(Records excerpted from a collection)
BEGIN

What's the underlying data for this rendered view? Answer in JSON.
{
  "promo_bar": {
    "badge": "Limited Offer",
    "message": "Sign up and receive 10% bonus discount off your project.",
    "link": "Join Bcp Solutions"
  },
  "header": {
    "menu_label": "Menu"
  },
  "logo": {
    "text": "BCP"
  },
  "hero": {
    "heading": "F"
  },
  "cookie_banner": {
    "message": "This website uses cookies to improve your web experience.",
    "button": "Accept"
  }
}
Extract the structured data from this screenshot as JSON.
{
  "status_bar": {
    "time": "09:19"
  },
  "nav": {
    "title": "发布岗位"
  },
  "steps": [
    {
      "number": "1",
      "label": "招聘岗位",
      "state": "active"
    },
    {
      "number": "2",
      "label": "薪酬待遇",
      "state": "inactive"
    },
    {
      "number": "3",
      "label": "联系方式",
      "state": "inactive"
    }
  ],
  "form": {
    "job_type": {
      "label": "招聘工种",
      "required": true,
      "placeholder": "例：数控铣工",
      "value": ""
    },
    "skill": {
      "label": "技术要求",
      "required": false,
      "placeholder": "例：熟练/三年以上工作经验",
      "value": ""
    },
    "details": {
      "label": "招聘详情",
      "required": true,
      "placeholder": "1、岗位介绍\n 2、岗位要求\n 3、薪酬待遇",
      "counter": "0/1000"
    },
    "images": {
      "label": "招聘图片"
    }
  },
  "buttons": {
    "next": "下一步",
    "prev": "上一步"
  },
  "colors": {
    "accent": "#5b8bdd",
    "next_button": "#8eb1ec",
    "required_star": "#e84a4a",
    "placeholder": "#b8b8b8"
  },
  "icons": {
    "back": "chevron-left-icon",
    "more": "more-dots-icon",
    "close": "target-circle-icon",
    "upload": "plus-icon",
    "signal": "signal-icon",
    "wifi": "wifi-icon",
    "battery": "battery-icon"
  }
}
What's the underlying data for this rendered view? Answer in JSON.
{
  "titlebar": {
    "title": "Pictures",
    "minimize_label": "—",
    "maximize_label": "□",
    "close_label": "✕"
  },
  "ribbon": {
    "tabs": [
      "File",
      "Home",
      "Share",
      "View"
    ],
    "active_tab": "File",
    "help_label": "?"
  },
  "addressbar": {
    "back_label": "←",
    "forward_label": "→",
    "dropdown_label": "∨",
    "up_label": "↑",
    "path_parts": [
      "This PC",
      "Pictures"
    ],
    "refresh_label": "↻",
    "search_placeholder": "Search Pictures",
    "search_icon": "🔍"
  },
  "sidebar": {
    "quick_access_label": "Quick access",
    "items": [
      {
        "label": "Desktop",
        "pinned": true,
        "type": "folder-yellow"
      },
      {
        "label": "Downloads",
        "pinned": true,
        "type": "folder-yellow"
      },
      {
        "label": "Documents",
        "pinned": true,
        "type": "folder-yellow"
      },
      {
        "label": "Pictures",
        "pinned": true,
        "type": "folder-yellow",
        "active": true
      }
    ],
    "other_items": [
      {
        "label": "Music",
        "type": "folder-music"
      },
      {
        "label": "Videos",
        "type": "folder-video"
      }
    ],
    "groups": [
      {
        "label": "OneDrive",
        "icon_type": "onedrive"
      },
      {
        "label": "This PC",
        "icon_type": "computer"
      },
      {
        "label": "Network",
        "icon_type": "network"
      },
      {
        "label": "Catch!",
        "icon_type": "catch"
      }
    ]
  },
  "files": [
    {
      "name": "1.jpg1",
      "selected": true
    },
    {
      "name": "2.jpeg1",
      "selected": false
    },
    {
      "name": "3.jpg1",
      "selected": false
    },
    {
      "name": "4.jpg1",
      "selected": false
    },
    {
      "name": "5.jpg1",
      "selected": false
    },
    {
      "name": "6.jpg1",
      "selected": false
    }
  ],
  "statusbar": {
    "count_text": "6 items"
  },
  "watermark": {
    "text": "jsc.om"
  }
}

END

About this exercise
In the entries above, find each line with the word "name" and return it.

Expected answer
      "name": "1.jpg1",
      "name": "2.jpeg1",
      "name": "3.jpg1",
      "name": "4.jpg1",
      "name": "5.jpg1",
      "name": "6.jpg1",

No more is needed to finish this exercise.